_DATA TO USE:_
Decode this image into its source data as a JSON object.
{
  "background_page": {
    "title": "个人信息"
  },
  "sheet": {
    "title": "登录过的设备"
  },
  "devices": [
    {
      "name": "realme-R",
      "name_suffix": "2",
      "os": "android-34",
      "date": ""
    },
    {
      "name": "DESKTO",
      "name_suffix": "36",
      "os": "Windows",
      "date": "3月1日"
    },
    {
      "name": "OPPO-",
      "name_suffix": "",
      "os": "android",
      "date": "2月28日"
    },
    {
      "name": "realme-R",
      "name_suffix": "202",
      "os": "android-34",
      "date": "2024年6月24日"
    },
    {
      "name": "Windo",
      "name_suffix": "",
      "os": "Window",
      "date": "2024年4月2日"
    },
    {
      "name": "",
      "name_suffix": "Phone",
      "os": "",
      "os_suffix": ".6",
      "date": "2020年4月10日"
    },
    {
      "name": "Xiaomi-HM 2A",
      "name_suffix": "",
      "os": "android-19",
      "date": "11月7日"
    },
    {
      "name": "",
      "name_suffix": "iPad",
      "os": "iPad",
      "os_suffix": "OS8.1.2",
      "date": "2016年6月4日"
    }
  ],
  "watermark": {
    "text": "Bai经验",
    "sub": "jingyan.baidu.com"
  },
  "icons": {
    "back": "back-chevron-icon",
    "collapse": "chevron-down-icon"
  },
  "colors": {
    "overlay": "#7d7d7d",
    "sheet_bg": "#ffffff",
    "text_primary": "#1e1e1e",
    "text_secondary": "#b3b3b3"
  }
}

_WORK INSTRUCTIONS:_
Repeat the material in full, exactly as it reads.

_TASK RESPONSE:_
Decode this image into its source data as a JSON object.
{
  "background_page": {
    "title": "个人信息"
  },
  "sheet": {
    "title": "登录过的设备"
  },
  "devices": [
    {
      "name": "realme-R",
      "name_suffix": "2",
      "os": "android-34",
      "date": ""
    },
    {
      "name": "DESKTO",
      "name_suffix": "36",
      "os": "Windows",
      "date": "3月1日"
    },
    {
      "name": "OPPO-",
      "name_suffix": "",
      "os": "android",
      "date": "2月28日"
    },
    {
      "name": "realme-R",
      "name_suffix": "202",
      "os": "android-34",
      "date": "2024年6月24日"
    },
    {
      "name": "Windo",
      "name_suffix": "",
      "os": "Window",
      "date": "2024年4月2日"
    },
    {
      "name": "",
      "name_suffix": "Phone",
      "os": "",
      "os_suffix": ".6",
      "date": "2020年4月10日"
    },
    {
      "name": "Xiaomi-HM 2A",
      "name_suffix": "",
      "os": "android-19",
      "date": "11月7日"
    },
    {
      "name": "",
      "name_suffix": "iPad",
      "os": "iPad",
      "os_suffix": "OS8.1.2",
      "date": "2016年6月4日"
    }
  ],
  "watermark": {
    "text": "Bai经验",
    "sub": "jingyan.baidu.com"
  },
  "icons": {
    "back": "back-chevron-icon",
    "collapse": "chevron-down-icon"
  },
  "colors": {
    "overlay": "#7d7d7d",
    "sheet_bg": "#ffffff",
    "text_primary": "#1e1e1e",
    "text_secondary": "#b3b3b3"
  }
}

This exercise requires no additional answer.